Italian Wedding Soup

Serves 6


Usually, a wedding comes after a relationship is underway, but with the first recipe in this collection, the nuptials will happen right out of the gate. Actually, though, the notion that this soup is traditionally served at Italian weddings is a myth. “Italian wedding soup” is a mistranslation of minestra maritata, or “married soup,” referring to the marriage of meat (most often meatballs, but sometimes sausage) and greens in the soup.


Because at its heart this is a vegetable soup, it’s easy to swap the real-meat meatballs in favor of the plant-based variety; the marriage of flavors and textures remains a beautiful love affair in a bowl.



1 (12- to 16-ounce) package plant-based meatballs

2 tablespoons extra-virgin olive oil

1 large or 2 medium onions, finely chopped

3 cloves garlic, minced

3 celery stalks, diced

2 medium carrots, peeled and sliced, or 1 cup chopped baby carrots

4 cups water

1 large or 2 regular-size vegetable bouillon cubes

1 (14-ounce) can diced fire-roasted tomatoes, undrained

2 teaspoons Italian seasoning

1 medium zucchini, quartered lengthwise and sliced

1 (15-ounce) can cannellini or great northern beans, drained and rinsed

2–3 big handfuls greens (whole baby spinach or arugula leaves; chopped kale, chard, or escarole)

1/4 cup chopped fresh parsley

Salt and freshly ground pepper to taste

Dried hot red pepper flakes (optional)

Vegan mozzarella-style shreds for topping (optional)

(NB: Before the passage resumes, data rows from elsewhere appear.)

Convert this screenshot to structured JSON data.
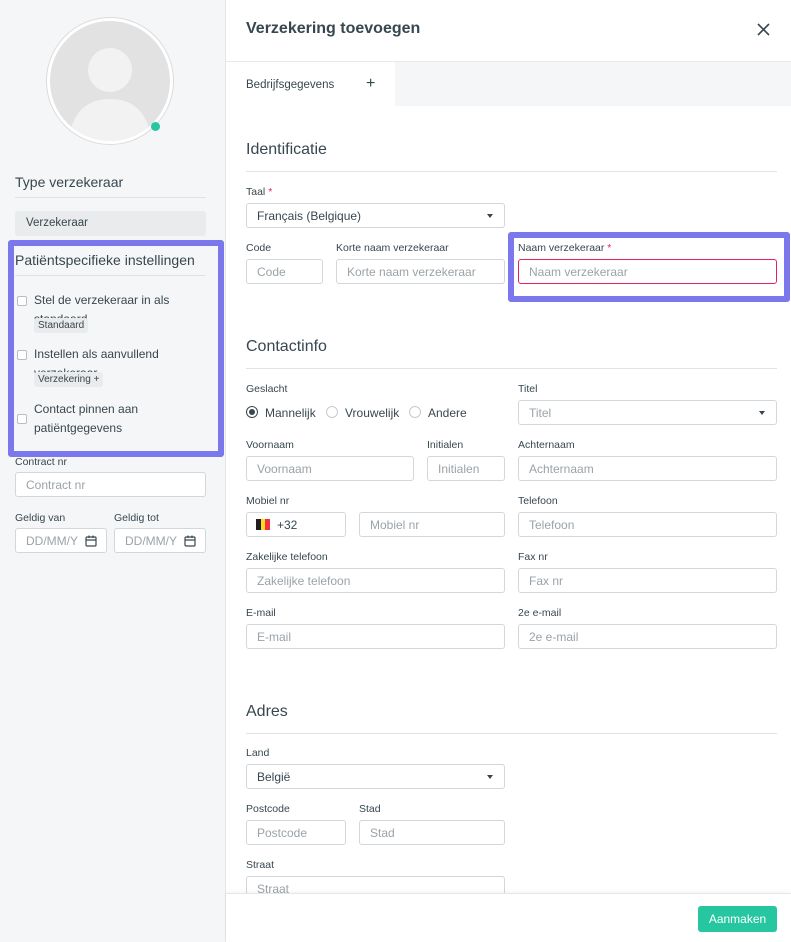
{
  "sidebar": {
    "type_title": "Type verzekeraar",
    "type_value": "Verzekeraar",
    "patient_title": "Patiëntspecifieke instellingen",
    "options": [
      {
        "label": "Stel de verzekeraar in als standaard",
        "chip": "Standaard"
      },
      {
        "label": "Instellen als aanvullend verzekeraar",
        "chip": "Verzekering +"
      },
      {
        "label": "Contact pinnen aan patiëntgegevens",
        "chip": ""
      }
    ],
    "contract_label": "Contract nr",
    "contract_placeholder": "Contract nr",
    "valid_from_label": "Geldig van",
    "valid_from_placeholder": "DD/MM/Y",
    "valid_to_label": "Geldig tot",
    "valid_to_placeholder": "DD/MM/Y"
  },
  "dialog": {
    "title": "Verzekering toevoegen",
    "tabs": [
      {
        "label": "Bedrijfsgegevens"
      }
    ],
    "add_tab": "+",
    "submit": "Aanmaken"
  },
  "identification": {
    "title": "Identificatie",
    "language_label": "Taal",
    "language_value": "Français (Belgique)",
    "code_label": "Code",
    "code_placeholder": "Code",
    "short_name_label": "Korte naam verzekeraar",
    "short_name_placeholder": "Korte naam verzekeraar",
    "name_label": "Naam verzekeraar",
    "name_placeholder": "Naam verzekeraar",
    "required_mark": "*"
  },
  "contact": {
    "title": "Contactinfo",
    "gender_label": "Geslacht",
    "genders": [
      "Mannelijk",
      "Vrouwelijk",
      "Andere"
    ],
    "gender_selected": "Mannelijk",
    "title_label": "Titel",
    "title_placeholder": "Titel",
    "first_name_label": "Voornaam",
    "first_name_placeholder": "Voornaam",
    "initials_label": "Initialen",
    "initials_placeholder": "Initialen",
    "last_name_label": "Achternaam",
    "last_name_placeholder": "Achternaam",
    "mobile_label": "Mobiel nr",
    "mobile_prefix": "+32",
    "mobile_placeholder": "Mobiel nr",
    "phone_label": "Telefoon",
    "phone_placeholder": "Telefoon",
    "work_phone_label": "Zakelijke telefoon",
    "work_phone_placeholder": "Zakelijke telefoon",
    "fax_label": "Fax nr",
    "fax_placeholder": "Fax nr",
    "email_label": "E-mail",
    "email_placeholder": "E-mail",
    "email2_label": "2e e-mail",
    "email2_placeholder": "2e e-mail"
  },
  "address": {
    "title": "Adres",
    "country_label": "Land",
    "country_value": "België",
    "postcode_label": "Postcode",
    "postcode_placeholder": "Postcode",
    "city_label": "Stad",
    "city_placeholder": "Stad",
    "street_label": "Straat",
    "street_placeholder": "Straat"
  },
  "colors": {
    "accent": "#26c6a1",
    "highlight": "#7b77ec",
    "required": "#e2245c"
  }
}
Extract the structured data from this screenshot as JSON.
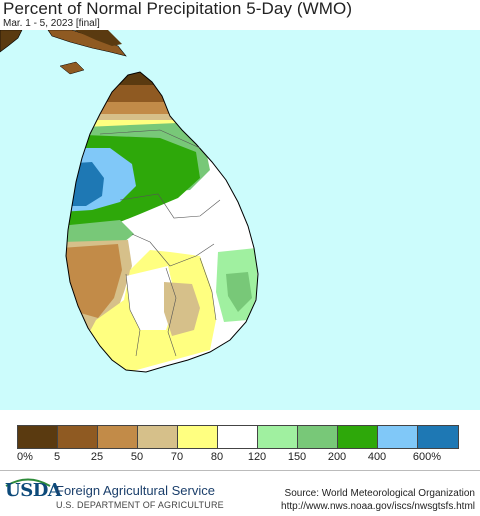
{
  "title": "Percent of Normal Precipitation 5-Day (WMO)",
  "subtitle": "Mar. 1 - 5, 2023 [final]",
  "colors": {
    "ocean": "#ccfcfc",
    "c0_5": "#5a3a10",
    "c5_25": "#8f5a22",
    "c25_50": "#c28b48",
    "c50_70": "#d6c08a",
    "c70_80": "#ffff80",
    "c80_120": "#ffffff",
    "c120_150": "#a0f0a0",
    "c150_200": "#78c878",
    "c200_400": "#2ea80a",
    "c400_600": "#80c8f8",
    "c600_plus": "#1e78b4"
  },
  "legend": {
    "colors": [
      "#5a3a10",
      "#8f5a22",
      "#c28b48",
      "#d6c08a",
      "#ffff80",
      "#ffffff",
      "#a0f0a0",
      "#78c878",
      "#2ea80a",
      "#80c8f8",
      "#1e78b4"
    ],
    "ticks": [
      "0%",
      "5",
      "25",
      "50",
      "70",
      "80",
      "120",
      "150",
      "200",
      "400",
      "600%"
    ]
  },
  "footer": {
    "logo": "USDA",
    "agency": "Foreign Agricultural Service",
    "department": "U.S. DEPARTMENT OF AGRICULTURE",
    "source": "Source: World Meteorological Organization",
    "url": "http://www.nws.noaa.gov/iscs/nwsgtsfs.html"
  }
}
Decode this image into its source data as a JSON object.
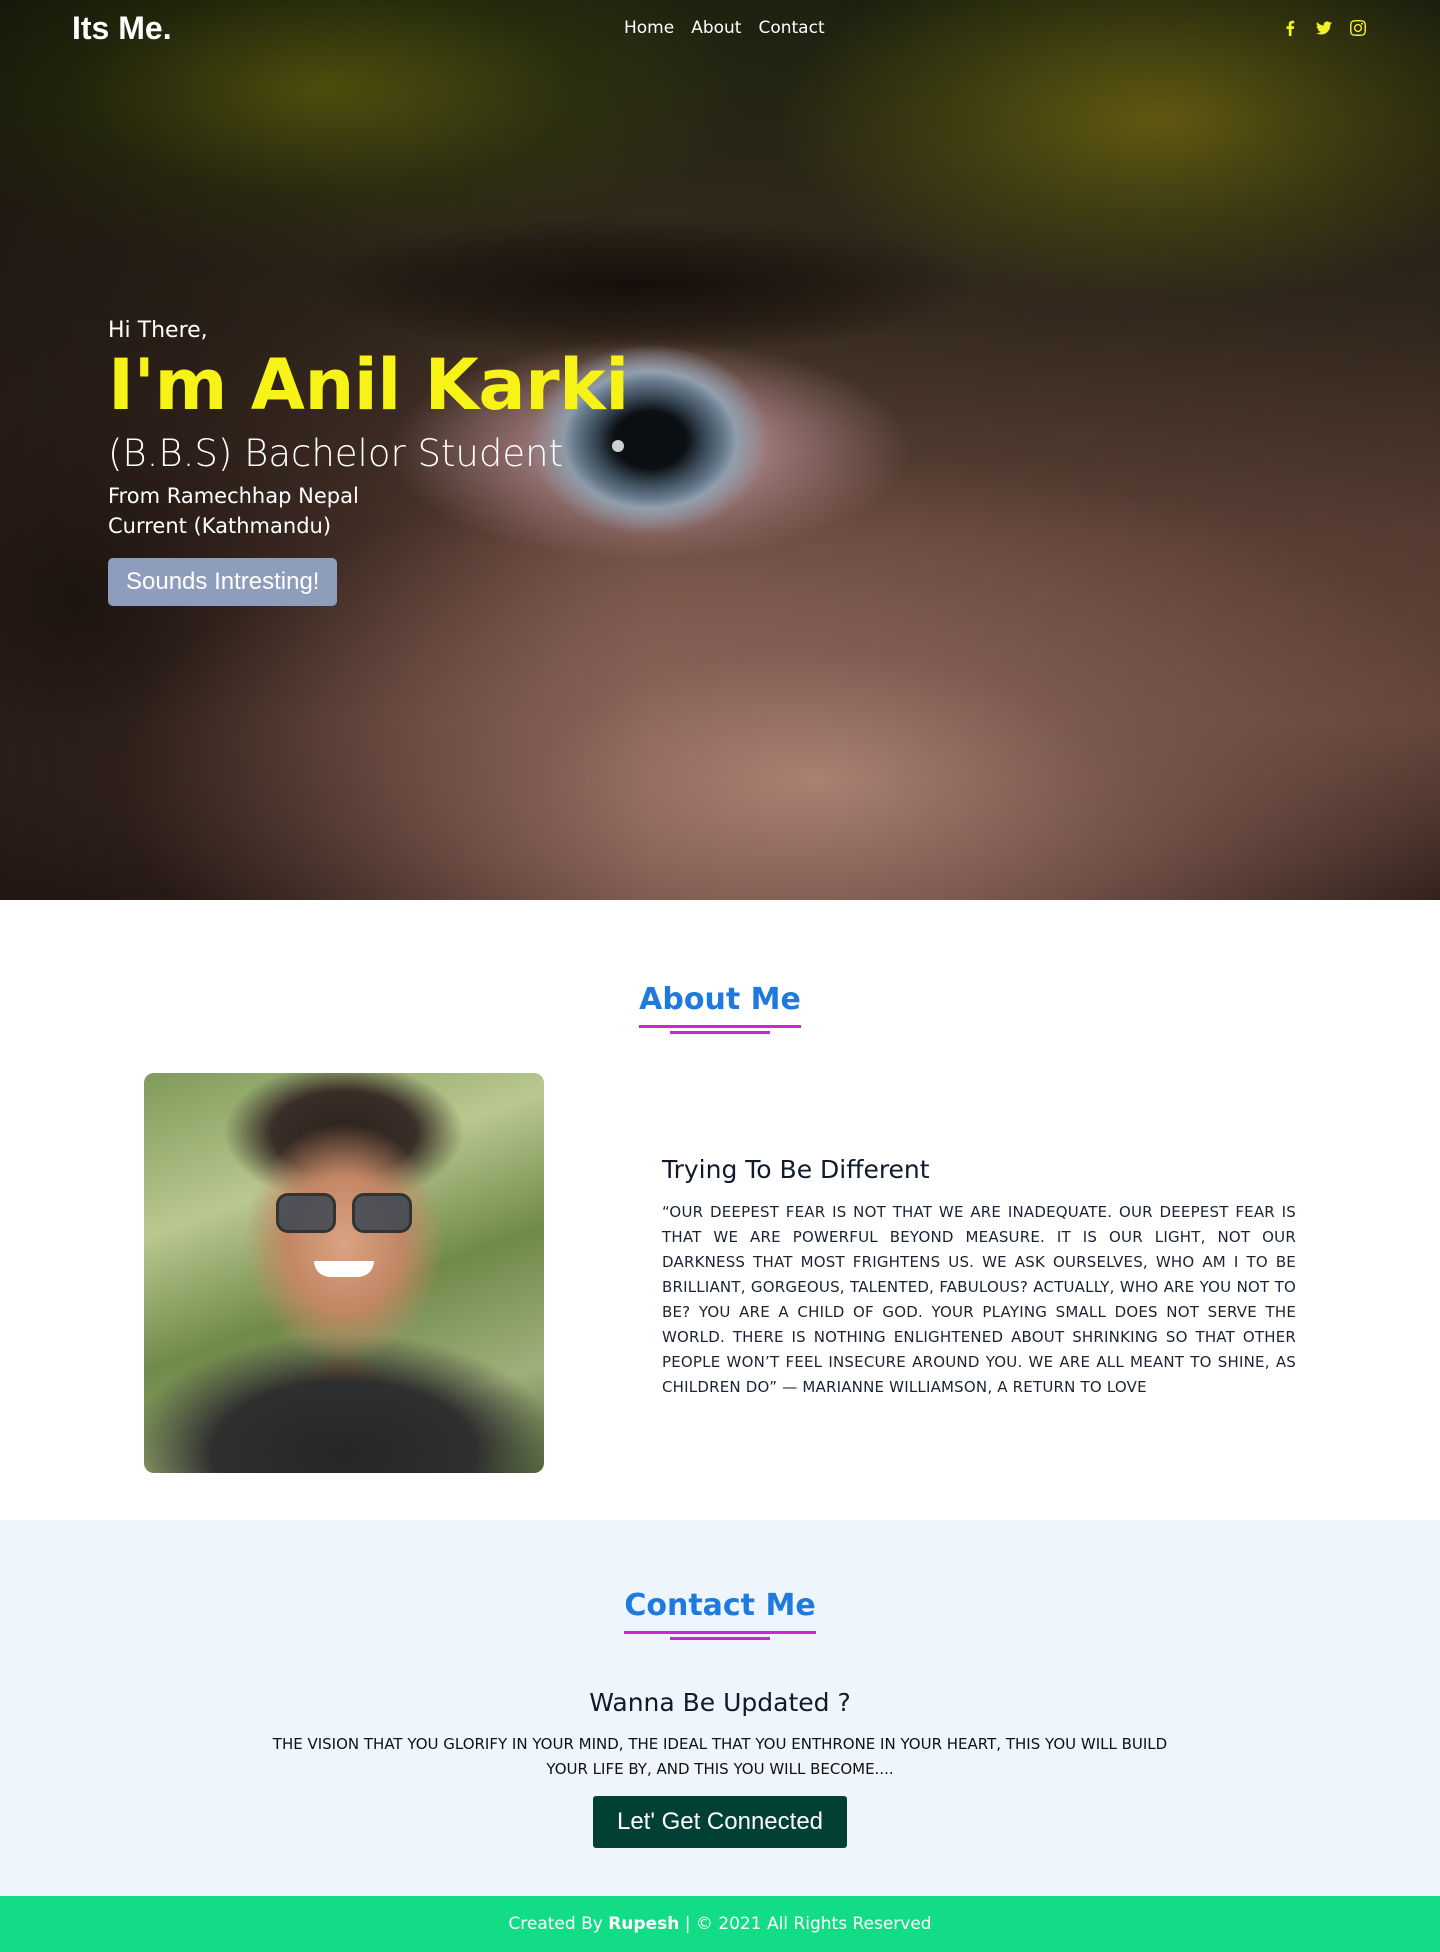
{
  "nav": {
    "brand": "Its Me.",
    "links": [
      "Home",
      "About",
      "Contact"
    ],
    "social_icons": [
      "facebook-icon",
      "twitter-icon",
      "instagram-icon"
    ],
    "accent_color": "#f4f12b"
  },
  "hero": {
    "greeting": "Hi There,",
    "name": "I'm Anil Karki",
    "degree": "(B.B.S) Bachelor Student",
    "from": "From Ramechhap Nepal",
    "current": "Current (Kathmandu)",
    "cta": "Sounds Intresting!",
    "name_color": "#f7f316"
  },
  "about": {
    "title": "About Me",
    "heading": "Trying To Be Different",
    "quote": "“Our deepest fear is not that we are inadequate. Our deepest fear is that we are powerful beyond measure. It is our light, not our darkness that most frightens us. We ask ourselves, who am I to be brilliant, gorgeous, talented, fabulous? Actually, who are you not to be? You are a child of God. Your playing small does not serve the world. There is nothing enlightened about shrinking so that other people won’t feel insecure around you. We are all meant to shine, as children do” — Marianne Williamson, A Return to Love",
    "title_color": "#1f7ae0",
    "underline_color": "#d024d8"
  },
  "contact": {
    "title": "Contact Me",
    "heading": "Wanna Be Updated ?",
    "text": "The vision that you glorify in your mind, the ideal that you enthrone in your heart, this you will build your life by, and this you will become....",
    "cta": "Let' Get Connected",
    "cta_color": "#014034",
    "bg_color": "#eef5fc"
  },
  "footer": {
    "prefix": "Created By",
    "author": "Rupesh",
    "suffix": "| © 2021 All Rights Reserved",
    "bg_color": "#13dc86"
  }
}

  1. Prepare the meatballs according to package directions, then set aside, covered, until needed.
  2. Heat the oil in a soup pot. Add the onion and saute over medium-low heat until translucent. Add the garlic, celery, and carrots and continue to saute until all are golden and soft, 5 to 8 minutes.
  3. Add the water, bouillon cubes, tomatoes, and Italian seasoning. Bring to a slow boil, then add the zucchini and beans. Turn down the heat and summer gently for 5 to 7 minutes longer, or until the zucchini is tender but not overdone.
  4. Stir in the greens and cook until just tender—a minute or so for the spinach and arugula and just a bit longer for sturdier greens. Stir in the parsley.
  5. If the soup is too crowded, add a bit more water, then season with salt and pepper. If time allows let stand off the heat for half an hour or so to allow the flavors to develop, then heat through.
  6. To serve, ladle the soup into individual serving bowls, then divide the meatballs among each bowl. Pass around dried hot pepper flakes for those who’d like more heat as well as vegan mozzarella-style shreds for topping the soup.



Sometimes this soup cries out for pasta. If you want to stretch the number of servings, add 6 to 8 ounces of cooked pasta. Choose a small shape, like tiny shells or ditalini, cook separately, then add to the soup when adding the spinach and parsley. You’ll have to adjust the amount of water as well as the seasonings, especially if you have leftovers that have been refrigerated.